During the fall of '07, Joel had promised to take his mother, Laura, hunting. He planned to have her hunt from a ground blind sometime in mid November. He had built the blind earlier using two cattle panels with hay, straw and weeds woven through the rails for concealment. It was located in a spot where he had watched a small herd of bachelor bucks that fed in the corn stubble every morning before moving to the safety of an adjacent CRP section. He knew if he and Mom slipped into the blind under cover of darkness, they could catch the bucks in the field at first light.
The next morning things didn't go as planned; it was already dawn before they left the house. Joel drove quickly covering the two miles to the corn lot and as he was about to make the turn into the field roadway movement caught his eye. There was a buck chasing a doe about 200 yards out into the field and a quick look confirmed that this was definitely not a buck he had scouted; this one was a newcomer that carried a very unique rack. Joel focused all his attention on getting his mother a shot, as she had not been hunting for 33 years. He wanted to see her get the buck and also demonstrate how much he had learned about deer hunting.
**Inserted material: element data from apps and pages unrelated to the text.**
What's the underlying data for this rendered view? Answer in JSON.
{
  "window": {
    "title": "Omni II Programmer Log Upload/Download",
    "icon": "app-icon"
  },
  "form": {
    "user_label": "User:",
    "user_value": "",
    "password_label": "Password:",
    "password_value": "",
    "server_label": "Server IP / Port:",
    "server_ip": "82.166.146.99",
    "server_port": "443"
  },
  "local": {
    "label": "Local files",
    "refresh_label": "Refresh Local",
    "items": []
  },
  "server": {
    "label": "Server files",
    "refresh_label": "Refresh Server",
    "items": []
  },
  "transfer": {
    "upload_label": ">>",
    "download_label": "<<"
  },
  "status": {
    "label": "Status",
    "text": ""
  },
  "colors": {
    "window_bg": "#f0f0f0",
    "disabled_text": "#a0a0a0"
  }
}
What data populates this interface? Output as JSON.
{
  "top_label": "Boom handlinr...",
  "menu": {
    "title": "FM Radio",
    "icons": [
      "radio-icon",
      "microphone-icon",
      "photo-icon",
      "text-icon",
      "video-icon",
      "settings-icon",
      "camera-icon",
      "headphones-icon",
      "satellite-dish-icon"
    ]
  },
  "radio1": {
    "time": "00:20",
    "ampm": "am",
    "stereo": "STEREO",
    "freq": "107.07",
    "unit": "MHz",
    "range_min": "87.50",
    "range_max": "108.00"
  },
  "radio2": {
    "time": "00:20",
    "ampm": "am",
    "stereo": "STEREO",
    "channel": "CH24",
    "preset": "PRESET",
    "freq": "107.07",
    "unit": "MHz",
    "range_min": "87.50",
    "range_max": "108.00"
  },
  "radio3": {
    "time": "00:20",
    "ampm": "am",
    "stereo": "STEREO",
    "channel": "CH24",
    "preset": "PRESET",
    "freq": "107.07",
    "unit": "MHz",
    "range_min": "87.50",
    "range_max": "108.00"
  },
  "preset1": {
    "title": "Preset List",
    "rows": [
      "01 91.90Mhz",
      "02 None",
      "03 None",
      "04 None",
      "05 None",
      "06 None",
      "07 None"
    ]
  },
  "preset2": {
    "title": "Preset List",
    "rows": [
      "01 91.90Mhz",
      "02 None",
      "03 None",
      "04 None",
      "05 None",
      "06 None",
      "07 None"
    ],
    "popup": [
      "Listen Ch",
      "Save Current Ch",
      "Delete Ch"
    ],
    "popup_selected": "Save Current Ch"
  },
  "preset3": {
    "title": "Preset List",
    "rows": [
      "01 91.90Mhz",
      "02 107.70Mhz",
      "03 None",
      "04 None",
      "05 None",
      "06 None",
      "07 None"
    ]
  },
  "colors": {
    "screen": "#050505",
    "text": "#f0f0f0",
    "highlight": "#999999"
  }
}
He pulled the truck down into a borrow pit to stay out of sight then slipped from the vehicle and began to sneak down into a slough. Using a tree-lined fence for cover they stayed hunkered down and were able to shorten the distance to a little over 100 yards. Joel knew mom would be very comfortable with the shot at this distance and directed her to kneel and support the gun next on the wire next to the fence post. Laura got the .243 ready but had difficulty finding the buck in her scope.
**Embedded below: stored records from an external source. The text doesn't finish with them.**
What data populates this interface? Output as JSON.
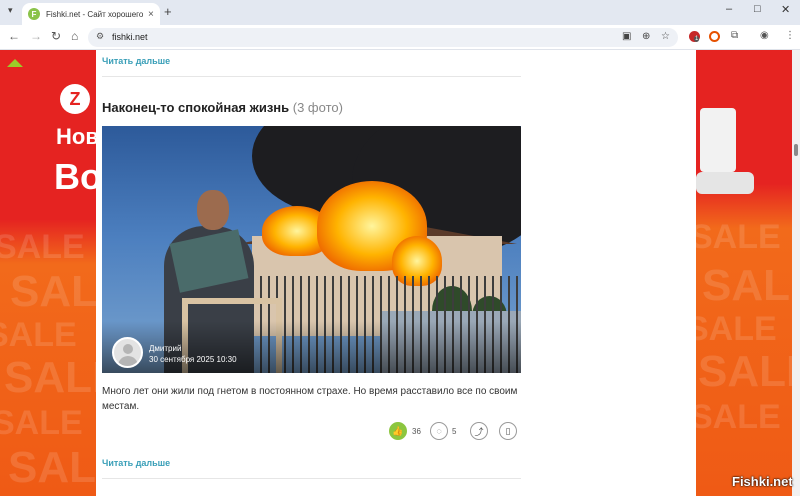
{
  "browser": {
    "tab_title": "Fishki.net - Сайт хорошего настроения",
    "tab_favicon": "F",
    "new_tab": "+",
    "close_tab": "×",
    "address": "fishki.net",
    "window_controls": {
      "minimize": "–",
      "maximize": "□",
      "close": "✕"
    },
    "extension_badge": "1"
  },
  "ad": {
    "logo": "Z",
    "line1": "Нов",
    "line2": "Во",
    "pattern_text": "SALE"
  },
  "page": {
    "read_more_top": "Читать дальше",
    "post": {
      "title": "Наконец-то спокойная жизнь",
      "photo_count": "(3 фото)",
      "author": "Дмитрий",
      "date": "30 сентября 2025 10:30",
      "excerpt": "Много лет они жили под гнетом в постоянном страхе. Но время расставило все по своим местам.",
      "likes": "36",
      "comments": "5"
    },
    "read_more_bottom": "Читать дальше"
  },
  "watermark": "Fishki.net",
  "colors": {
    "accent_link": "#3a9fb8",
    "like_green": "#8cc63f",
    "ad_red": "#e52321",
    "ad_orange": "#f26a1b"
  },
  "icons": {
    "back": "back-arrow-icon",
    "forward": "forward-arrow-icon",
    "reload": "reload-icon",
    "home": "home-icon",
    "like": "thumbs-up-icon",
    "comment": "comment-bubble-icon",
    "share": "share-icon",
    "bookmark": "bookmark-icon"
  }
}
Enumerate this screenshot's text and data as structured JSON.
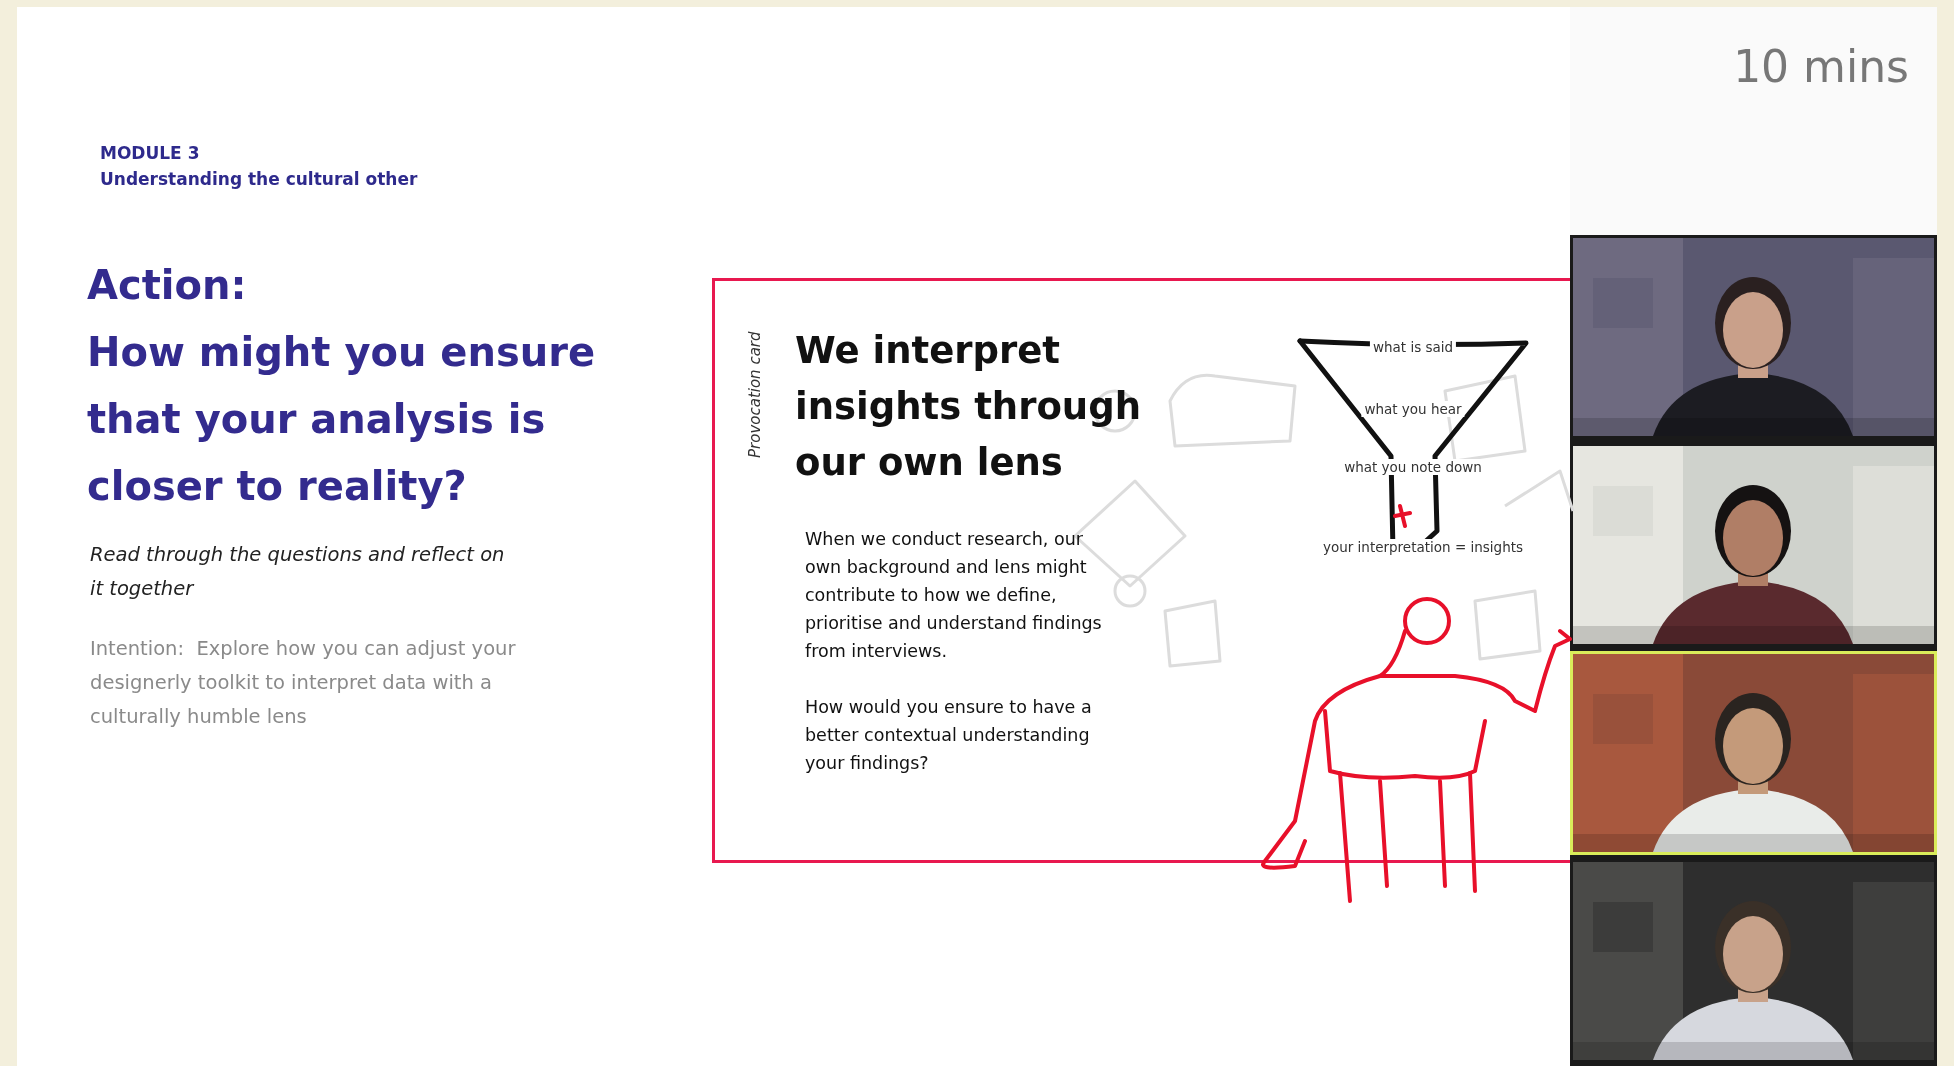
{
  "slide": {
    "module": "MODULE 3",
    "module_title": "Understanding the cultural other",
    "heading": "Action:",
    "question": "How might you ensure that your analysis is closer to reality?",
    "instruction": "Read through the questions and reflect on it together",
    "intention": "Intention:  Explore how you can adjust your designerly toolkit to interpret data with a culturally humble lens"
  },
  "card": {
    "label": "Provocation card",
    "title": "We interpret insights through our own lens",
    "paragraphs": [
      "When we conduct research, our own background and lens might contribute to how we define, prioritise and understand findings from interviews.",
      "How would you ensure to have a better contextual understanding your findings?"
    ],
    "funnel_labels": [
      "what is said",
      "what you hear",
      "what you note down",
      "your interpretation = insights"
    ]
  },
  "timer": "10 mins",
  "videos": [
    {
      "speaking": false
    },
    {
      "speaking": false
    },
    {
      "speaking": true
    },
    {
      "speaking": false
    }
  ]
}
Joel got up and moved, passing behind her to help and when his movement caught the attention of the old buck, it froze. It only took a moment for the buck to realize he was in trouble and quickly abandoned the doe, turned and started walking away. After only a few steps it started an all out sprint towards the cover in the CRP field as both hunters watched. The buck was headed toward the crest of a hill where it would quickly disappear into the 4000 CRP acres and just before reaching sanctuary, Joel realized it was a now or never situation.
The buck was now quartering away at about 175 yards when the .270's cross hairs moved ahead of the buck's chest as the years of experience hunting running cottontails with a .22 provided the instinctive reaction. The .270 barked and the buck tumbled head over heels in the thick frost covered weeds at the edge of the cornfield. When the buck lifted its head Joel rested the Ruger on the top of the fence post for a final shot. The first 120-grain Ballistic tip bullet had broken the buck's back about mid body. Mom didn't get her shot but was very impressed with the calm way that Joel made the best of a morning that started poorly.
Joel with his deer. More detailed photos below.
None of the family's big bucks have even been officially scored so when Joel took the buck to Roger Huepel, a B&C scorer in Aberdeen, the numbers were very impressive. Any buck scoring over 200 is impressive! The green, non-typical gross score was 211 6/8 and the net score was 202 2/8.
After ten years, Joel achieved his youthful dream of taking a huge buck. Starting at age twelve and learning the skills provided by Dad then dedicating his time to learning about the specific deer in their South Dakota farming neighborhood, he put himself in the right place at the right time with the skill to succeed when it became a now or never situation.